When you lower the carbs on your kids’ plates, they avoid the high/low blood-sugar rollercoaster – and those energy slumps.
5. CHILDREN HAVE DIFFERENT NUTRITIONAL REQUIREMENTS
Kids’ bodies are growing, so of course they have different nutritional needs from adults.
Children need real food.
They need good fats – they keep you full for longer, contain essential fatty acids and supply the fat-soluble vitamins A, D, E and K.
They need protein – which helps build their growing muscles.
And yes, children need carbohydrates – but nowhere near as much as people think. All the carbs and fibre they need can be found in vegetables, fruit and dairy.
Stuffing kids with starchy, stodgy, processed, sugary foods does their bodies no favours at all. The phytic acid in grains have even been shown to hinder the absorption of iron, zinc and calcium, and wheat can reduce blood levels of vitamin D.
There is no deprivation for low-carb kids, just take a look at the wide variety of low-carb family friendly recipes here.
6. YOU MUSTN’T CUT OUT A WHOLE FOOD GROUP
We’ve said it before, but it’s worth repeating: we are advocating low carb, not “no carb”. No food group is being eliminated.
The biggest sources of carbs should be vegetables, nuts, dairy and berries, rich in vitamins, minerals, fibre and antioxidants.

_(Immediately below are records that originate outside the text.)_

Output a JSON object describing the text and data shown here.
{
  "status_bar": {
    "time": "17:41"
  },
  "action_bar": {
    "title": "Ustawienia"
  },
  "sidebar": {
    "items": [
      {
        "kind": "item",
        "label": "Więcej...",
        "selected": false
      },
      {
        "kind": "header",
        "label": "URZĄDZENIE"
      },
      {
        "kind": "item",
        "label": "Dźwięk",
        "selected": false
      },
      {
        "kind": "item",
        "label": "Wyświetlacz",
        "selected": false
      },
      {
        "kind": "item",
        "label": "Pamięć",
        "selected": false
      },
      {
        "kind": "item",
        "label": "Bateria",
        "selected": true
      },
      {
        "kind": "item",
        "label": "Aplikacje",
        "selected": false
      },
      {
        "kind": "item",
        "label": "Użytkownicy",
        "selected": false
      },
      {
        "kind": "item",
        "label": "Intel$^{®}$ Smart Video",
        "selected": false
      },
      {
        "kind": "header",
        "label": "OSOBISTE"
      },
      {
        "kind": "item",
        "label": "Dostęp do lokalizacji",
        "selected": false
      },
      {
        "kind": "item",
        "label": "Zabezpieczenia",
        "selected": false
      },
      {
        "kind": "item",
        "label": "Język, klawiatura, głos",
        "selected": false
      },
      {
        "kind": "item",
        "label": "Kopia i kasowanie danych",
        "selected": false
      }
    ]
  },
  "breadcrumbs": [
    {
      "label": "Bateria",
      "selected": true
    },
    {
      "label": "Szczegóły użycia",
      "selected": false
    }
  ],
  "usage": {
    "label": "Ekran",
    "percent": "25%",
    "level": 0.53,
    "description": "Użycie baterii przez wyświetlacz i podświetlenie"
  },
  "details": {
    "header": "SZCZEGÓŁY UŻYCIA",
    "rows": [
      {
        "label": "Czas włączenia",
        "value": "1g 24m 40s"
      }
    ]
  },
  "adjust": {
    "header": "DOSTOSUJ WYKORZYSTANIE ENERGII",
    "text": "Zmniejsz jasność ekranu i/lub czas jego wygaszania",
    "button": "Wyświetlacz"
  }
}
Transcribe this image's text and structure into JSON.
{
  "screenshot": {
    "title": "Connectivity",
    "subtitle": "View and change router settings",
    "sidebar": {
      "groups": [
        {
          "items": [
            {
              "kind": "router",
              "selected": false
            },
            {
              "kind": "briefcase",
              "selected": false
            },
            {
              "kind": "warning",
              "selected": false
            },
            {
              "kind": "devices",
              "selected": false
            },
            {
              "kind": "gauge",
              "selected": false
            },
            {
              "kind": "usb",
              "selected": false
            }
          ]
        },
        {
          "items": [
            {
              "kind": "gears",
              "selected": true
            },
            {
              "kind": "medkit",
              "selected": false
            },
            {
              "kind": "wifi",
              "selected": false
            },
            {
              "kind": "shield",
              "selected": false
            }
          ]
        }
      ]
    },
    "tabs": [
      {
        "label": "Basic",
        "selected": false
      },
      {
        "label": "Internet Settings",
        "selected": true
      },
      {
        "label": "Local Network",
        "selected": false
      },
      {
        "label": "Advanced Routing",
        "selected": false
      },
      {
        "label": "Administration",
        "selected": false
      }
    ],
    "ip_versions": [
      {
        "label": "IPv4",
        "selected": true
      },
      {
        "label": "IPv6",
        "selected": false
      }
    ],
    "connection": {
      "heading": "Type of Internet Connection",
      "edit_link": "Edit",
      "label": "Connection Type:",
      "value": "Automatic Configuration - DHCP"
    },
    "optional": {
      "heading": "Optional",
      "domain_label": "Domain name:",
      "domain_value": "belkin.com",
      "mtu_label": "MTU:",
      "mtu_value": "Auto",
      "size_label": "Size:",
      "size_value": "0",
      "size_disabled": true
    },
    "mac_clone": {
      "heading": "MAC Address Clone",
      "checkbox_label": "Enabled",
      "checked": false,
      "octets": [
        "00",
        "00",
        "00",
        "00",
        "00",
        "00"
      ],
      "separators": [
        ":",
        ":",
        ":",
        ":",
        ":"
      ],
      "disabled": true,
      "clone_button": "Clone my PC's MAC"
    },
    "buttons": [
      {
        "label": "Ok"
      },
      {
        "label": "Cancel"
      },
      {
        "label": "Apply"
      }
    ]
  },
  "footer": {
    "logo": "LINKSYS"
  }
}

Children can receive all the nutrients required for their growing bodies without the sugars and carbs of the modern diet.
By crowding out the junk and removing processed food from their diet, and focusing on real, whole food (healthy fats, fresh vegetables and good quality proteins), children become low-carb eaters almost by default.
7. EATING FAT MAKES KIDS FAT
Quite the opposite.
Encouraging overweight children to eat a low-fat, calorie-restricted diet is a big mistake – especially as low-fat products are usually packed with added sugar.
Healthy fats are essential for hormone production, healthy brain function, tissue development, appetite control and absorption of fat-soluble vitamins (A, D, E and K). Children especially need Omega-3 fatty acids for eye and brain development.
Choose olive oil, butter, coconut oil, oily fish, nuts, seeds, eggs and meat, and encourage your children to eat their vegetables by putting butter, grated/shredded cheese, salad dressings and healthy oils on the table. Avoid seed oils, which are inflammatory and incredibly processed.
8. LOW-CARB LUNCH-BOXES ARE IMPOSSIBLE
Low-carb lunch boxes are surprisingly easy – and fun.
We have all grown up with the traditional sandwich, but is it really a good lunch? The wheat is 80% carbs, which means the kids will be hungry again within an hour, and wheat can cause leaky gut and malabsorption of vitamins.
So forget the bread, which is just a bulky filler, and focus on what you’d usually put inside it. Buy lunch boxes with little compartments, and fill them with real food: cheese cubes, cherry tomatoes, ham, carrots, hard-boiled eggs. Use cold meat, such as roast beef, as a “wrap” and put a cheese and vegetables inside.
You can find plenty more ideas here.
9. LOW-CARB KIDS DON’T EAT FRUIT
Children need vegetables – they are packed with fibre, vitamins, minerals, trace elements, antioxidants and phytochemicals. But many parents complain their kids won’t touch them, preferring fruit every time.
The problem is, fruit and vegetables should not be seen as equal: fruit is incredibly high in carbs, especially fructose, so it should be limited to only one or two pieces per day (and they should only eat whole fruits, never fruit juice or dried fruits).
Go for lower-sugar fruit such as berries, and cut back on high-sugar tropical fruits such as pineapple and melon.
To encourage kids to eat more veggies instead, there are a few tricks you can try here, including disguising them in food they do enjoy, flavouring the vegetables with delicious low-carb sauces, and adding butter and cream.
10. CHILDREN SHOULDN’T BE ON A DIET
Guiding your children towards low-carb eating isn’t about putting your kids on a diet – it’s about eating real food that is natural, delicious and rich in nutrients for their growing bodies. And no one should argue there’s anything unhealthy about that.